Enhancements: Crowns & Bridges?
Crowns (or caps) are dental restorations that
are placed over a tooth when conservative restorations are insufficient
to restore form and function.
A bridge serves to replace a missing
tooth or teeth. One type of bridge consists of crowns placed on either
side of the missing tooth to connect the replacement tooth or teeth to
Another type of bridge consists of the
replacement tooth attached to the adjacent teeth with wing-like
appendages. Bridges can also be supported by dental implants.
Crowns and bridges can be made entirely
of tooth-colored material, metal, or a combination to provide optimal
aesthetics. Some metal-free crowns and bridges incorporate
stress-bearing materials to enhance their strength and wear-resistance.
Is a Crown Right For Me?
Crowns address aesthetic needs, restore tooth
function, and enhance the overall health of your mouth. In cases where
teeth have large broken down fillings, a crown can protect and preserve
the remaining natural tooth. To enhance your smile a metal-free, tooth
colored crown can also replace an older metal/porcelain crown.
Following root canal therapy, a crown is typically placed over the
remaining tooth structure to preserve aesthetic and tooth function.
Is a Bridge Right For
In cases where teeth are missing, a bridge
prevents the remaining natural teeth from shifting so that dental
health and facial aesthetics are not compromised. Bridges may also
provide a permanent, non-removable alternative to removable partial or
full dentures. Whether supported by natural teeth or implants, bridges
can offer life-like aesthetics and stable chewing surfaces. The can be
easily maintained by brushing with modified brushing and flossing.
What Happens at the
With both crowns and bridges, the dentist
needs to shape the teeth to provide stable support and precise fit of
the final restoration. Following tooth preparation, impressions are
taken of the teeth, and a replica of your mouth is created for the
dental laboratory to make the restoration. You and your dentist with
carefully discuss the color, shape, and size of the crown(s) or
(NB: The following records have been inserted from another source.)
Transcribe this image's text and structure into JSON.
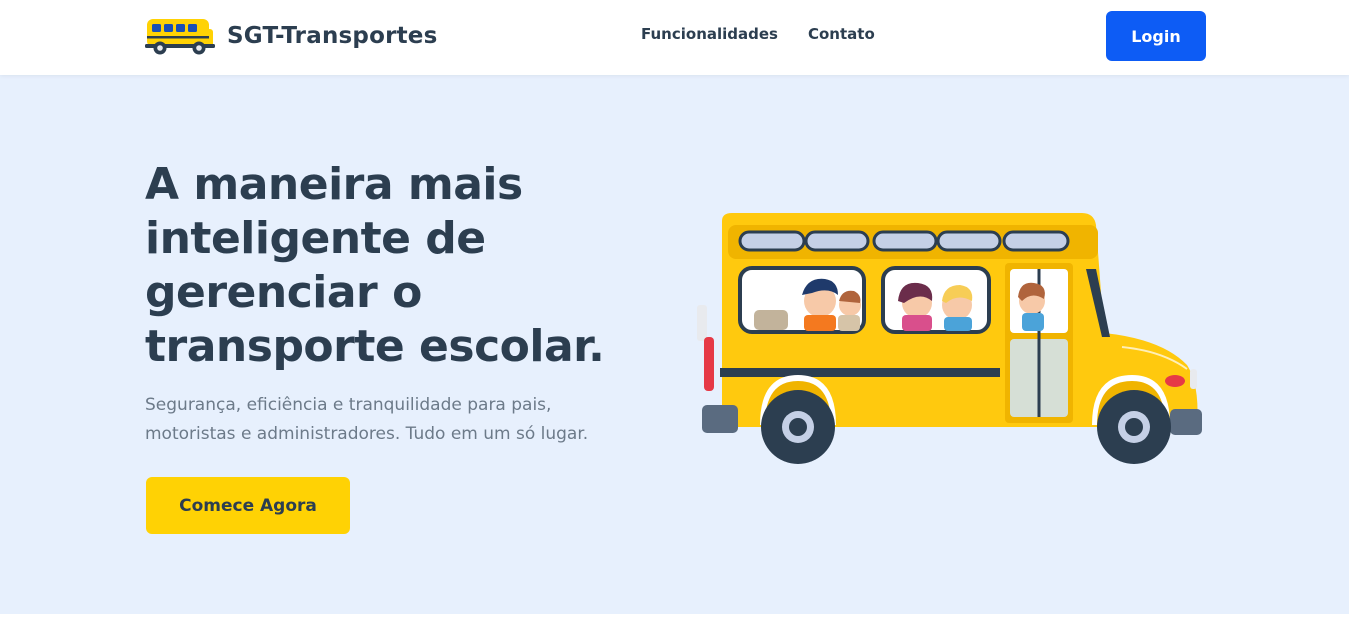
{
  "brand": {
    "name": "SGT-Transportes",
    "logo_icon": "school-bus-icon"
  },
  "nav": {
    "links": [
      "Funcionalidades",
      "Contato"
    ],
    "login_label": "Login"
  },
  "hero": {
    "title": "A maneira mais inteligente de gerenciar o transporte escolar.",
    "subtitle": "Segurança, eficiência e tranquilidade para pais, motoristas e administradores. Tudo em um só lugar.",
    "cta_label": "Comece Agora",
    "illustration": "school-bus-with-children-illustration"
  },
  "colors": {
    "primary": "#0d5cf5",
    "accent": "#ffd204",
    "hero_background": "#e7f0fd",
    "text_dark": "#2c3e50",
    "text_muted": "#6c7a89",
    "bus_yellow": "#ffc90e"
  }
}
bridge(s). A temporary restoration is secured to protect the prepared
teeth and maintain the precise space left by the tooth until the new
restoration is fabricated.
If an implant-supported crown or bridges is the best option,
the dentist evaluates the patient's health and suitability for the
implant placement. The dentist may also proceed with surgical planning
or refer the patient to a specialist trained in implant surgery. (For
details, see the ProActive Care brochure on Implants.)
What Happened at the
When the crown or bridge is fabricated, the
dentist removes the patient's temporary restoration, and tries on the
crown or bridges to verify fit and patient approval. Once the
restoration is adjusted and approved, the dentist uses luting cement or
an adhesive bonding agent to permanently secure the final restoration.